= EXTRACTED MATERIAL =
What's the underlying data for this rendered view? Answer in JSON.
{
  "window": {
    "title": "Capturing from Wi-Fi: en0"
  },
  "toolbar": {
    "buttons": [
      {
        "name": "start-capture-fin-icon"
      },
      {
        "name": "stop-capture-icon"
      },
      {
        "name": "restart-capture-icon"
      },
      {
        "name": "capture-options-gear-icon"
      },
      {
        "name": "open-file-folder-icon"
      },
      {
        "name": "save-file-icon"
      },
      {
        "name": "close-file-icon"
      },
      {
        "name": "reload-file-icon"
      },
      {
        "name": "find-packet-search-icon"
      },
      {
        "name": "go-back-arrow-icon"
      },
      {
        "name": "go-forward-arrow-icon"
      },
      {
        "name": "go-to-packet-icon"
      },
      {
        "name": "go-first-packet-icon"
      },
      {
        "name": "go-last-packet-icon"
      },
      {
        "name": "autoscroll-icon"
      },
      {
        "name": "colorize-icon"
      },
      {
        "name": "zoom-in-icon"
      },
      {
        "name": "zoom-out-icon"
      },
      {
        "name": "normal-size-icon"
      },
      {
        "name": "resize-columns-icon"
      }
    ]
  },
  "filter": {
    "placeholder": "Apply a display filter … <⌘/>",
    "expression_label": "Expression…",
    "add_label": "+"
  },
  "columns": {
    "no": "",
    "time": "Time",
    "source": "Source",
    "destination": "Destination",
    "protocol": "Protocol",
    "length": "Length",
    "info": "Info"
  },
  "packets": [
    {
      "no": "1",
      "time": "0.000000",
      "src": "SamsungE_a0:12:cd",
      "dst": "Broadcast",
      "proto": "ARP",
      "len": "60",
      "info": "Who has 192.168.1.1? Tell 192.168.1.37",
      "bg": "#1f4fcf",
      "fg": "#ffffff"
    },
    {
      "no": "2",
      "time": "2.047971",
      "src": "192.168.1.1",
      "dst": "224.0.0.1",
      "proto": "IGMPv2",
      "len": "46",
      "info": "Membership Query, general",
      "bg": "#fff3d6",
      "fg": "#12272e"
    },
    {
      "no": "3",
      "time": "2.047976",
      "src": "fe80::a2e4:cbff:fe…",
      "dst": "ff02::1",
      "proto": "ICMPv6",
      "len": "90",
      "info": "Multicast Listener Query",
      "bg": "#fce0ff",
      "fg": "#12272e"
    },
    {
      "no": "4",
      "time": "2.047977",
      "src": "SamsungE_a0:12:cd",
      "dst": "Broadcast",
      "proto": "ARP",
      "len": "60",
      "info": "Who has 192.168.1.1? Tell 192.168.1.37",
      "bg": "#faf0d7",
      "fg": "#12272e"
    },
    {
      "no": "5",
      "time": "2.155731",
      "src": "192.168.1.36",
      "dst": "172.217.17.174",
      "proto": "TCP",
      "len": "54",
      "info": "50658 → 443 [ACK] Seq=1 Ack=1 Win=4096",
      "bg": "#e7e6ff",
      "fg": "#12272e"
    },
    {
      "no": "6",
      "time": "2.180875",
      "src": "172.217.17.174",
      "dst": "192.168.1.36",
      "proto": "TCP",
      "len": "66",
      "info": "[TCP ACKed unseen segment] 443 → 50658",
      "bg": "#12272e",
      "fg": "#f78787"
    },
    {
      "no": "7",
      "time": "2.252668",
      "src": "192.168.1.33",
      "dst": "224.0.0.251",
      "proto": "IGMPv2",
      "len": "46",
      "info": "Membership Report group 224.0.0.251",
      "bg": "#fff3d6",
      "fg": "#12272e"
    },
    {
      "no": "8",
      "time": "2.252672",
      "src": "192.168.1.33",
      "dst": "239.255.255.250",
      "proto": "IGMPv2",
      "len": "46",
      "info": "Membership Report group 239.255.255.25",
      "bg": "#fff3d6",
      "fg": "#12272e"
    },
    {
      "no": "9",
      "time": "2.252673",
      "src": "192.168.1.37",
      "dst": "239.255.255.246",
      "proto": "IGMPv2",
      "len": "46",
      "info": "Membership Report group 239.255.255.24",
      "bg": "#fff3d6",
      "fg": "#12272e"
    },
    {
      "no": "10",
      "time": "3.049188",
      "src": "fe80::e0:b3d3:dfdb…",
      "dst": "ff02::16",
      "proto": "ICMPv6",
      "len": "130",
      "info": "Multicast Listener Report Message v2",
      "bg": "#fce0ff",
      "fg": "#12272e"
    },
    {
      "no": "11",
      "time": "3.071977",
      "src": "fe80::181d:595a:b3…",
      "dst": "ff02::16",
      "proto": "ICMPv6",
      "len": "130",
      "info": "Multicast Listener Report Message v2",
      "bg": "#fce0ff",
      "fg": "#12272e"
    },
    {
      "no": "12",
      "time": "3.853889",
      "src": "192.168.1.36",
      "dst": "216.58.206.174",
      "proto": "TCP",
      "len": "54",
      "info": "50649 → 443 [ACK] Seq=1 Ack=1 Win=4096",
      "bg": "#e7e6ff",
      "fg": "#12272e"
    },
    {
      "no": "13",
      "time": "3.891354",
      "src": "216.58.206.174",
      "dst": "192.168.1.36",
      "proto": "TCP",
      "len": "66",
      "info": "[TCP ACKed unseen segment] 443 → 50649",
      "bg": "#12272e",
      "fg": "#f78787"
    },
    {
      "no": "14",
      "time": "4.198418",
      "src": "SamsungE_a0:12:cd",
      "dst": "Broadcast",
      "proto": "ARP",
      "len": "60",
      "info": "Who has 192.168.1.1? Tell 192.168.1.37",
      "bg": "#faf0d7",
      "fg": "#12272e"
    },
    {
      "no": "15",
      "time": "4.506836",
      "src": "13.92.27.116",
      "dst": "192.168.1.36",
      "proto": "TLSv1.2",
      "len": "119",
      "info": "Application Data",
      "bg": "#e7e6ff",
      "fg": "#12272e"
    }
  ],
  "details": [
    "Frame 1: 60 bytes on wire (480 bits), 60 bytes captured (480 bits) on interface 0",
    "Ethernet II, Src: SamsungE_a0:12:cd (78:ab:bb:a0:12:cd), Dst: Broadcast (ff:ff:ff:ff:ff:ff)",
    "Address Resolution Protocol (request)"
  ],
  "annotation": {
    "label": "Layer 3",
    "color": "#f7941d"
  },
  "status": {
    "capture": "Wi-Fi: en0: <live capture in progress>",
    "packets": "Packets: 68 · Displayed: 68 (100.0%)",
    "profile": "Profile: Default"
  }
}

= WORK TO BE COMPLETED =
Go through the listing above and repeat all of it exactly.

= SOLUTION FOR THIS PROBLEM =
What's the underlying data for this rendered view? Answer in JSON.
{
  "window": {
    "title": "Capturing from Wi-Fi: en0"
  },
  "toolbar": {
    "buttons": [
      {
        "name": "start-capture-fin-icon"
      },
      {
        "name": "stop-capture-icon"
      },
      {
        "name": "restart-capture-icon"
      },
      {
        "name": "capture-options-gear-icon"
      },
      {
        "name": "open-file-folder-icon"
      },
      {
        "name": "save-file-icon"
      },
      {
        "name": "close-file-icon"
      },
      {
        "name": "reload-file-icon"
      },
      {
        "name": "find-packet-search-icon"
      },
      {
        "name": "go-back-arrow-icon"
      },
      {
        "name": "go-forward-arrow-icon"
      },
      {
        "name": "go-to-packet-icon"
      },
      {
        "name": "go-first-packet-icon"
      },
      {
        "name": "go-last-packet-icon"
      },
      {
        "name": "autoscroll-icon"
      },
      {
        "name": "colorize-icon"
      },
      {
        "name": "zoom-in-icon"
      },
      {
        "name": "zoom-out-icon"
      },
      {
        "name": "normal-size-icon"
      },
      {
        "name": "resize-columns-icon"
      }
    ]
  },
  "filter": {
    "placeholder": "Apply a display filter … <⌘/>",
    "expression_label": "Expression…",
    "add_label": "+"
  },
  "columns": {
    "no": "",
    "time": "Time",
    "source": "Source",
    "destination": "Destination",
    "protocol": "Protocol",
    "length": "Length",
    "info": "Info"
  },
  "packets": [
    {
      "no": "1",
      "time": "0.000000",
      "src": "SamsungE_a0:12:cd",
      "dst": "Broadcast",
      "proto": "ARP",
      "len": "60",
      "info": "Who has 192.168.1.1? Tell 192.168.1.37",
      "bg": "#1f4fcf",
      "fg": "#ffffff"
    },
    {
      "no": "2",
      "time": "2.047971",
      "src": "192.168.1.1",
      "dst": "224.0.0.1",
      "proto": "IGMPv2",
      "len": "46",
      "info": "Membership Query, general",
      "bg": "#fff3d6",
      "fg": "#12272e"
    },
    {
      "no": "3",
      "time": "2.047976",
      "src": "fe80::a2e4:cbff:fe…",
      "dst": "ff02::1",
      "proto": "ICMPv6",
      "len": "90",
      "info": "Multicast Listener Query",
      "bg": "#fce0ff",
      "fg": "#12272e"
    },
    {
      "no": "4",
      "time": "2.047977",
      "src": "SamsungE_a0:12:cd",
      "dst": "Broadcast",
      "proto": "ARP",
      "len": "60",
      "info": "Who has 192.168.1.1? Tell 192.168.1.37",
      "bg": "#faf0d7",
      "fg": "#12272e"
    },
    {
      "no": "5",
      "time": "2.155731",
      "src": "192.168.1.36",
      "dst": "172.217.17.174",
      "proto": "TCP",
      "len": "54",
      "info": "50658 → 443 [ACK] Seq=1 Ack=1 Win=4096",
      "bg": "#e7e6ff",
      "fg": "#12272e"
    },
    {
      "no": "6",
      "time": "2.180875",
      "src": "172.217.17.174",
      "dst": "192.168.1.36",
      "proto": "TCP",
      "len": "66",
      "info": "[TCP ACKed unseen segment] 443 → 50658",
      "bg": "#12272e",
      "fg": "#f78787"
    },
    {
      "no": "7",
      "time": "2.252668",
      "src": "192.168.1.33",
      "dst": "224.0.0.251",
      "proto": "IGMPv2",
      "len": "46",
      "info": "Membership Report group 224.0.0.251",
      "bg": "#fff3d6",
      "fg": "#12272e"
    },
    {
      "no": "8",
      "time": "2.252672",
      "src": "192.168.1.33",
      "dst": "239.255.255.250",
      "proto": "IGMPv2",
      "len": "46",
      "info": "Membership Report group 239.255.255.25",
      "bg": "#fff3d6",
      "fg": "#12272e"
    },
    {
      "no": "9",
      "time": "2.252673",
      "src": "192.168.1.37",
      "dst": "239.255.255.246",
      "proto": "IGMPv2",
      "len": "46",
      "info": "Membership Report group 239.255.255.24",
      "bg": "#fff3d6",
      "fg": "#12272e"
    },
    {
      "no": "10",
      "time": "3.049188",
      "src": "fe80::e0:b3d3:dfdb…",
      "dst": "ff02::16",
      "proto": "ICMPv6",
      "len": "130",
      "info": "Multicast Listener Report Message v2",
      "bg": "#fce0ff",
      "fg": "#12272e"
    },
    {
      "no": "11",
      "time": "3.071977",
      "src": "fe80::181d:595a:b3…",
      "dst": "ff02::16",
      "proto": "ICMPv6",
      "len": "130",
      "info": "Multicast Listener Report Message v2",
      "bg": "#fce0ff",
      "fg": "#12272e"
    },
    {
      "no": "12",
      "time": "3.853889",
      "src": "192.168.1.36",
      "dst": "216.58.206.174",
      "proto": "TCP",
      "len": "54",
      "info": "50649 → 443 [ACK] Seq=1 Ack=1 Win=4096",
      "bg": "#e7e6ff",
      "fg": "#12272e"
    },
    {
      "no": "13",
      "time": "3.891354",
      "src": "216.58.206.174",
      "dst": "192.168.1.36",
      "proto": "TCP",
      "len": "66",
      "info": "[TCP ACKed unseen segment] 443 → 50649",
      "bg": "#12272e",
      "fg": "#f78787"
    },
    {
      "no": "14",
      "time": "4.198418",
      "src": "SamsungE_a0:12:cd",
      "dst": "Broadcast",
      "proto": "ARP",
      "len": "60",
      "info": "Who has 192.168.1.1? Tell 192.168.1.37",
      "bg": "#faf0d7",
      "fg": "#12272e"
    },
    {
      "no": "15",
      "time": "4.506836",
      "src": "13.92.27.116",
      "dst": "192.168.1.36",
      "proto": "TLSv1.2",
      "len": "119",
      "info": "Application Data",
      "bg": "#e7e6ff",
      "fg": "#12272e"
    }
  ],
  "details": [
    "Frame 1: 60 bytes on wire (480 bits), 60 bytes captured (480 bits) on interface 0",
    "Ethernet II, Src: SamsungE_a0:12:cd (78:ab:bb:a0:12:cd), Dst: Broadcast (ff:ff:ff:ff:ff:ff)",
    "Address Resolution Protocol (request)"
  ],
  "annotation": {
    "label": "Layer 3",
    "color": "#f7941d"
  },
  "status": {
    "capture": "Wi-Fi: en0: <live capture in progress>",
    "packets": "Packets: 68 · Displayed: 68 (100.0%)",
    "profile": "Profile: Default"
  }
}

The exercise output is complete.